Work required = Among the entries, which lines carry the string "Textura"? Copy every one.

Stored items from a collection:
+++++
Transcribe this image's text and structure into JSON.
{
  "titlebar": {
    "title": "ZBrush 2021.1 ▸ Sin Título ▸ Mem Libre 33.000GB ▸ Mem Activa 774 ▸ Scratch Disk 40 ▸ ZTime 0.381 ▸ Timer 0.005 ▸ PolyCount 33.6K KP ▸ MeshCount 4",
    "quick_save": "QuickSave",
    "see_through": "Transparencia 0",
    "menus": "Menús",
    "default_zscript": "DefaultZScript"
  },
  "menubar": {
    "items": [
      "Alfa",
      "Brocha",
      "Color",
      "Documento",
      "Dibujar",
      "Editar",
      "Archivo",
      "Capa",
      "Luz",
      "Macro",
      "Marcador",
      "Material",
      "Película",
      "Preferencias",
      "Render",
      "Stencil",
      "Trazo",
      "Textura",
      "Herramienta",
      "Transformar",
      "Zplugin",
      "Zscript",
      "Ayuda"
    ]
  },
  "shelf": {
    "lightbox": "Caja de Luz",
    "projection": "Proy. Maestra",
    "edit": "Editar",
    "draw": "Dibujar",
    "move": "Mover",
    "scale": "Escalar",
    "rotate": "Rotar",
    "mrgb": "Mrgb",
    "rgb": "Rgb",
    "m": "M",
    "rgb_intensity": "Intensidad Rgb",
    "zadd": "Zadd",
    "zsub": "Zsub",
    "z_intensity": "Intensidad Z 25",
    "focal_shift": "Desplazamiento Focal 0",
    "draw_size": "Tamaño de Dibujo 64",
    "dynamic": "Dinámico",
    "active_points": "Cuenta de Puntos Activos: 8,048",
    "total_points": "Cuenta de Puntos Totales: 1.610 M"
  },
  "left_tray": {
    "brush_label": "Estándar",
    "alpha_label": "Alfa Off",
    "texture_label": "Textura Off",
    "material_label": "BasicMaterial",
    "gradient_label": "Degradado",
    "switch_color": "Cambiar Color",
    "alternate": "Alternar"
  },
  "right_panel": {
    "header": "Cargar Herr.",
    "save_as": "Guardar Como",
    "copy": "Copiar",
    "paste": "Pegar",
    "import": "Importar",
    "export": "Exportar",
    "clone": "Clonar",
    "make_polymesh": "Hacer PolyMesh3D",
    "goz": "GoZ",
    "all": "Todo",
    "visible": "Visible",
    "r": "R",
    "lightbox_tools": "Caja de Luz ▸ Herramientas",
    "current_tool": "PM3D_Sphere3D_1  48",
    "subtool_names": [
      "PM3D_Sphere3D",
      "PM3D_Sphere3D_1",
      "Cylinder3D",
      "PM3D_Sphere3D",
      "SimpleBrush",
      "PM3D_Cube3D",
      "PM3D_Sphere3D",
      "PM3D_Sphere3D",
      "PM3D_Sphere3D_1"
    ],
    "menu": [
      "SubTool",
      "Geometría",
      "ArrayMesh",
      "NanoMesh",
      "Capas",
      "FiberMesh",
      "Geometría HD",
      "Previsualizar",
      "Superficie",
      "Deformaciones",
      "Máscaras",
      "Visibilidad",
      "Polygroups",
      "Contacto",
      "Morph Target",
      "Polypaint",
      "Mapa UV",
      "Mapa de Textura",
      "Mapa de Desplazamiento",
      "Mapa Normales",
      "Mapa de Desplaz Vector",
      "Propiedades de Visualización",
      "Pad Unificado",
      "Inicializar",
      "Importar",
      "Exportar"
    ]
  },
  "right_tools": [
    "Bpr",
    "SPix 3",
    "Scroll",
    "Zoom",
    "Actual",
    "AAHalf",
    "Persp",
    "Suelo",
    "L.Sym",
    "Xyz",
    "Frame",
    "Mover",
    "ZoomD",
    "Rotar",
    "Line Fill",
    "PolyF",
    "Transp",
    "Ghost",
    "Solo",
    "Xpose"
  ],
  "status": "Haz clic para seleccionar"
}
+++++
Exercise response =
      "Textura",
    "texture_label": "Textura Off",
      "Mapa de Textura",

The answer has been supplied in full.